Upon finishing this book, it occurred to me that a book with such a negative portrayal of DiMaggio has probably never been written for the reasons just cited. There have been some negative books and articles about him, for sure, but none as damning as this book on so many levels. Joe wouldn't allow people into his life, wouldn't tell much. And anybody attempting to write something negative about him was doing so at their own peril. So powerful was Joe he could cut you out of his life and never talk to you again, and he would, if you dared mess with him. In the end, he had cut out just about everybody he ever knew including his brother.
Predictably, Joe refused to be interviewed for this book, making it all the more impressive for its depth of reporting of exactly what this man did with his life, his day to day dealings with people, his true essence. Clearly many people were finally willing to tell who this man really was.
Joe's true essence, it seems to me, stemmed in part from his lack of education and sophistication. As you read what he says in the book, so much of it is basic, pedestrian thinking. You won't find a lot of deep reflection or penetrating thoughts from Joe. His are short sentences-if and when he blesses you by talking-lacking in vitality. In his later years he befriended Henry Kissinger. The author points out that Kissinger wrote more books than Joe had ever read.
Many of the people he hung out with all those years in New York may not have been much more educated, but the business people probably were. They had more sophistication and savvy, but Joe had his big star-studded reputation and they didn't so he got away with not being all that smart. Had he not been able to hit a baseball, they would have taken him on and his abuse of people would have been thwarted. In truth, he probably would have grown up poor and lived a humble life in San Francisco.
I found one passage in the book to be especially powerful. The context is that one of his friends is with him soon after Marilyn Monroe has divorced Joe. Joe said:
"There's one thing I must know. Is there another man? Why did Marilyn divorce me?"
His friend explained in a memoir: "How could I tell him he bored her? How could I tell a man his ex-wife became his ex because she found him dull. I spoke all around it saying that Marilyn wasn't mature enough to be a wife, that she had failed before, that Marilyn's ever bigger ambition didn't call for a husband, that she didn't want to cater to Joe's likes and dislikes. Joe thanked me. I honestly don't believe he had the slightest inkling of what I had avoiding saying."

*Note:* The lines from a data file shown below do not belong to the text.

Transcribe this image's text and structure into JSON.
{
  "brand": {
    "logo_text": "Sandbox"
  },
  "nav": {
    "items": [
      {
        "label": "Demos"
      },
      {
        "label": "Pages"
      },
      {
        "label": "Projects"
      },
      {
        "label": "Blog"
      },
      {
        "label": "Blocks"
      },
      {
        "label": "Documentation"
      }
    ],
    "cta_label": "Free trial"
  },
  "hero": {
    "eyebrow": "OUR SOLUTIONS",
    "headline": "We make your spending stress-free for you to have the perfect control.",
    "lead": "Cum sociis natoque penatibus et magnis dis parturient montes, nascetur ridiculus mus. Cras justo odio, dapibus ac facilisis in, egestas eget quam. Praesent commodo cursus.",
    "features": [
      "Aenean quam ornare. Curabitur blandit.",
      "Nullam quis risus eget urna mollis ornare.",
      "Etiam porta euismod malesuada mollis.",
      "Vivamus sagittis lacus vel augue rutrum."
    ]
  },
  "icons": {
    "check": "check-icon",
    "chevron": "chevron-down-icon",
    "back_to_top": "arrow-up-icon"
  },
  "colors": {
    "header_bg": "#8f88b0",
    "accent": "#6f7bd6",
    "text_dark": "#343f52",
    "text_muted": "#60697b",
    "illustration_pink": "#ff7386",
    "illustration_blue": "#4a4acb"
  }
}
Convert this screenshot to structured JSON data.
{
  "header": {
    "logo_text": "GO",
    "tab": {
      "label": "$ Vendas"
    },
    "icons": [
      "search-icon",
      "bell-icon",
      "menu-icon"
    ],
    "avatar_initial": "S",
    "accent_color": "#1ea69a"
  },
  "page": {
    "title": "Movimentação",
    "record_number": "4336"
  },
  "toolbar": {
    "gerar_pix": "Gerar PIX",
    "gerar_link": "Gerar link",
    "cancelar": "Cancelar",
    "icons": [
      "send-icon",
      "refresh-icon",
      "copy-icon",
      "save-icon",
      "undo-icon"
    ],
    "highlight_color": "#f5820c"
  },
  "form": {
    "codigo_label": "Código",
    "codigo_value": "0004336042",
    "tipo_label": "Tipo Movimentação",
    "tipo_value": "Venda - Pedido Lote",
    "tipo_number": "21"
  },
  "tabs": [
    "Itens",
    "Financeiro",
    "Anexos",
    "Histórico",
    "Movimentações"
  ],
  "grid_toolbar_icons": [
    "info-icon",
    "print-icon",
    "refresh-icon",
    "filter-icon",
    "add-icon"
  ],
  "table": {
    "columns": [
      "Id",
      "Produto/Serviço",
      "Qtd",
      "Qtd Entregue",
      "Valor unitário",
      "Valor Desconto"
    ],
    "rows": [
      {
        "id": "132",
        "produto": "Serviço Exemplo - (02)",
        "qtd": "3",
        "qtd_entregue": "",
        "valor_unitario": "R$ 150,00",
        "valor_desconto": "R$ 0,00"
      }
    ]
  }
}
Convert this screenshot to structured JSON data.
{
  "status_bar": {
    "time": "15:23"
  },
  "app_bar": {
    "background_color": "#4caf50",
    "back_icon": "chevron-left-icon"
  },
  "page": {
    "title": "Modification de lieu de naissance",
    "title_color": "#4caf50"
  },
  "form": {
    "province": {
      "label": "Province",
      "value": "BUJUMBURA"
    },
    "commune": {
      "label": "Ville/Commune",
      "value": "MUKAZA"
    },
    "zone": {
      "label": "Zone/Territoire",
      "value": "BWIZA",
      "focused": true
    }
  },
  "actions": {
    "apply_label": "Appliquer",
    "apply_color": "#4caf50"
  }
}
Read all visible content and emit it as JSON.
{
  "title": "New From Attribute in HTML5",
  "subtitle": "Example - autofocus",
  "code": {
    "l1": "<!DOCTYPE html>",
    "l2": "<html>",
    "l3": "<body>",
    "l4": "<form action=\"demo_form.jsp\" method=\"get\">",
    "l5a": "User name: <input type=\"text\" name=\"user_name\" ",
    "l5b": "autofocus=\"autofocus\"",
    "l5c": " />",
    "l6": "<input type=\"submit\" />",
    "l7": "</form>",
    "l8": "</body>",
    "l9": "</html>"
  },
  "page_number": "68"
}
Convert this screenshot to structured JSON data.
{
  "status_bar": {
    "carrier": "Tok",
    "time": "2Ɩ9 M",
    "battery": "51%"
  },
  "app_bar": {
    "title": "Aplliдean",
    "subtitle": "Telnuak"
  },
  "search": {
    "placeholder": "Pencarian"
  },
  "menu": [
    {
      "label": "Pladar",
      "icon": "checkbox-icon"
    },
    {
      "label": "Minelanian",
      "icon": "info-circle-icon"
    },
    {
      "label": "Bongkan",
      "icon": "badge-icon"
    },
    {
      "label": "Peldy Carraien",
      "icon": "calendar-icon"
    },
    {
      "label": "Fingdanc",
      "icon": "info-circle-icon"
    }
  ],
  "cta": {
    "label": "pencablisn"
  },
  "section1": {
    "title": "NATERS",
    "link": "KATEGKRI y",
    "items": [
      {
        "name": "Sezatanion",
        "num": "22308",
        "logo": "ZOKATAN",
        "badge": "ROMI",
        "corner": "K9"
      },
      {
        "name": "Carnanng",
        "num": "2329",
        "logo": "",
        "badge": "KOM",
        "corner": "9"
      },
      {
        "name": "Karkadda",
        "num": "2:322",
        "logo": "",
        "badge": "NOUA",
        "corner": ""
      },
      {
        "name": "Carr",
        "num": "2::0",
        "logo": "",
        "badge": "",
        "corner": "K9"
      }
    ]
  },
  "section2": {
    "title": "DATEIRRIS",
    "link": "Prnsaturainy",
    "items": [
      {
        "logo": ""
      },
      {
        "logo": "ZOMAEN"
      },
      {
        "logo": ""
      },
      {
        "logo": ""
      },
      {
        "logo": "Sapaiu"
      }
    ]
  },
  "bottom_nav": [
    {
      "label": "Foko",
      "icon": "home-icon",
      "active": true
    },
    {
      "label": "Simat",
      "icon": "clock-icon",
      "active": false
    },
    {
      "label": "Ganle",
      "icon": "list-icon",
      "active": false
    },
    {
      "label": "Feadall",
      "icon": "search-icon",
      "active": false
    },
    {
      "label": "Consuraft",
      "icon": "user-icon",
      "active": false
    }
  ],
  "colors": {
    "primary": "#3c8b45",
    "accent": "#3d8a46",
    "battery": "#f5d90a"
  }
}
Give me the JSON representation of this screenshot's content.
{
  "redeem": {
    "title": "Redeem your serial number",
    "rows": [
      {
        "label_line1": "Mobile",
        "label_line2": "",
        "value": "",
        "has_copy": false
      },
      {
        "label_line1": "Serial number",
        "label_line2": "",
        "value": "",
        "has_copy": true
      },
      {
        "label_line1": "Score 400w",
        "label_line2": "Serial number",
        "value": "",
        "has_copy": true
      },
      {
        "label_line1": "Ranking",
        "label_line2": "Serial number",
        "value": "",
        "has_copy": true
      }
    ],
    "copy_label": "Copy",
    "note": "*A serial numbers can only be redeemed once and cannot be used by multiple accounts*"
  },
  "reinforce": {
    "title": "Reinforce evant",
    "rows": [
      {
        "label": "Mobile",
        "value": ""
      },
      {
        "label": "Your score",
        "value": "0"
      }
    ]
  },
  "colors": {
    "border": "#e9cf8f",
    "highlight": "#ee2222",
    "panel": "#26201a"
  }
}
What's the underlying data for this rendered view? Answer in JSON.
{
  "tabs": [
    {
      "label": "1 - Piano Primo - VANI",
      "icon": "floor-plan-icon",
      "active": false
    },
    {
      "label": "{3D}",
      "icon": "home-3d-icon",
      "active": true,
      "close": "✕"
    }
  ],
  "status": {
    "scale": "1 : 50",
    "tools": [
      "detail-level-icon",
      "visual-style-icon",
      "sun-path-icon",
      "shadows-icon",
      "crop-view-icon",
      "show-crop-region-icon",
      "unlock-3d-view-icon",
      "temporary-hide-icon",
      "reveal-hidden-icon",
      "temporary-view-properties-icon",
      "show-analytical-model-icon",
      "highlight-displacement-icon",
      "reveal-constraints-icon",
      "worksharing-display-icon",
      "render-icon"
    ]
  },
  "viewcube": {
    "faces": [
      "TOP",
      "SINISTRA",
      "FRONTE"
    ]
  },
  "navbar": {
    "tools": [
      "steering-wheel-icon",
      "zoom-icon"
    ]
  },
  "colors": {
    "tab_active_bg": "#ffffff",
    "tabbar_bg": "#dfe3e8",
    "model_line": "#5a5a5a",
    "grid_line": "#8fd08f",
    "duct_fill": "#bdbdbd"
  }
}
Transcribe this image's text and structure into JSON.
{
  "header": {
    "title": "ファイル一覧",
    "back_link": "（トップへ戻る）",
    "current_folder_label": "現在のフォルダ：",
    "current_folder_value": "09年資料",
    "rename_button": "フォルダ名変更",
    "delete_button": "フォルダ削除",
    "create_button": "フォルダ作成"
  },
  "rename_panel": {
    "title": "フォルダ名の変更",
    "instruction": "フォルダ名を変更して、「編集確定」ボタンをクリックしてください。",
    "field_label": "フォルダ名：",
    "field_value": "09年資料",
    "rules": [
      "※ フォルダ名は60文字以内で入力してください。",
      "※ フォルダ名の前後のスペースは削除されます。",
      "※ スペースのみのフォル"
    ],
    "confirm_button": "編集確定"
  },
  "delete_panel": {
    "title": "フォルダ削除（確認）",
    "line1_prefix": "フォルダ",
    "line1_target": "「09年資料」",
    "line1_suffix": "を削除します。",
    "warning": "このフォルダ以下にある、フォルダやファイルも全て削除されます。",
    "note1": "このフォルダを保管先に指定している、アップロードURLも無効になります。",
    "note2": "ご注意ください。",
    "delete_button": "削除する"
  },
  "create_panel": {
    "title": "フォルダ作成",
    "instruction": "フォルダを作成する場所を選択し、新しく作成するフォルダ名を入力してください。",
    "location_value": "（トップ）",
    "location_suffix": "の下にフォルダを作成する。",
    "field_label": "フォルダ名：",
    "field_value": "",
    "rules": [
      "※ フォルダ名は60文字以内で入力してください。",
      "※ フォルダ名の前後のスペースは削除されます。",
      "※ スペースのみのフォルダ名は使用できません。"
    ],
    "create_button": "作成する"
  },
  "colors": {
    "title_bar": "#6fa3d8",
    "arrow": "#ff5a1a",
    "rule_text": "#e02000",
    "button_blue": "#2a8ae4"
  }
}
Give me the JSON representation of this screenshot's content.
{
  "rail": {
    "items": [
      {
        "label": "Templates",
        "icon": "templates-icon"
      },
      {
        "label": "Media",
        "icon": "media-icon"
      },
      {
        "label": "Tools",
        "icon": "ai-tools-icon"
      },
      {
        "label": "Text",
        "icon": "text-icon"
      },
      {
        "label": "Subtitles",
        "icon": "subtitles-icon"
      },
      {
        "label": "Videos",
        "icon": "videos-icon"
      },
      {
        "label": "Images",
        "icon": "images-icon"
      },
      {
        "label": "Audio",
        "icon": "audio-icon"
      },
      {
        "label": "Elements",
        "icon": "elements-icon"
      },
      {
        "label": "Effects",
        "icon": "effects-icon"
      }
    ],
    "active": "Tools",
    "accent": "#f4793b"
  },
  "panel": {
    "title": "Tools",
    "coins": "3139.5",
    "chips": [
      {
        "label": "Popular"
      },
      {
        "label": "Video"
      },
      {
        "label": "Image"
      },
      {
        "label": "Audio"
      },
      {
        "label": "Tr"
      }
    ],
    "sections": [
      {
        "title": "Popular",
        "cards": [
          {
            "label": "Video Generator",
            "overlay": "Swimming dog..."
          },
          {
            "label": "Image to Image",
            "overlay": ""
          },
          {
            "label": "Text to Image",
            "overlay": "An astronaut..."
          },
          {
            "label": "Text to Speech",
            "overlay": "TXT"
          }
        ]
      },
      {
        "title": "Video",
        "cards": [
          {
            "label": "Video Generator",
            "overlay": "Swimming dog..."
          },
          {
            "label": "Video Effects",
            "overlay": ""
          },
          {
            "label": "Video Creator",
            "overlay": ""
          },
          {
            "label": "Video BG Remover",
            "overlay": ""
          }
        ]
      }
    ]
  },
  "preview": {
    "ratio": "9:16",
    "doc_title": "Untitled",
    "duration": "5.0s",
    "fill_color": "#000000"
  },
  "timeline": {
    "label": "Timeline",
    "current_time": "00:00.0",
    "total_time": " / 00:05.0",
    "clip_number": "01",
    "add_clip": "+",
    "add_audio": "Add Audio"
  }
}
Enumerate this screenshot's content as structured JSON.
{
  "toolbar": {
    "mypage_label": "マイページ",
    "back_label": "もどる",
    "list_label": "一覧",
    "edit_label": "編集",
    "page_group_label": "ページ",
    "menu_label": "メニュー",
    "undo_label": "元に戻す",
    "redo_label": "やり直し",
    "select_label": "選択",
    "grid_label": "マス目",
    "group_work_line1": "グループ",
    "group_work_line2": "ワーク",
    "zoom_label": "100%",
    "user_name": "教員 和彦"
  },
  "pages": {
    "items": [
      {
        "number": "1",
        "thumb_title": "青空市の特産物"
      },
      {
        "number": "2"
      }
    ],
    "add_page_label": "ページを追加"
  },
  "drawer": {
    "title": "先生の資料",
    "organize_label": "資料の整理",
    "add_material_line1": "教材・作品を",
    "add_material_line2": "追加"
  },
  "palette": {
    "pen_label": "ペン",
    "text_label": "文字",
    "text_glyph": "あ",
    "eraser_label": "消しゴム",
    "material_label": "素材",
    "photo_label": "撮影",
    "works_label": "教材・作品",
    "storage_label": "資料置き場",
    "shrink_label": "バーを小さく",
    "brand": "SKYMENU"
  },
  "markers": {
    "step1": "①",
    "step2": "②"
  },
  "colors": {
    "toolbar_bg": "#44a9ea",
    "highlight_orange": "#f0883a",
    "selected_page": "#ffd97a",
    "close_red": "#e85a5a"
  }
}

Despite all his unbecoming traits, it wouldn't be fair if I didn't mention of a few of his admirable qualities. He did buy a house for his mother once he started making big money. He did buy Marilyn Monroe Christmas presents. He did pay alimony to his first wife. He did practice hard to be a great baseball player and often played hurt.
But other than that, there do not seem to be many redeeming qualities in this oddly simplistic man. He lived his life selfishly and callously. He used friends and, if they said one thing that bothered him, he would cut them off and not speak to them anymore; no matter how much they had done for Joe.
This was who Joe DiMaggio was. Not much of a giver, and a big time taker and user of people. What's so chilling is he was like this entire life. This guy I thought was so cool wasn't cool at all.
He wasn't a hero. He was a mean, selfish and ruthless jerk.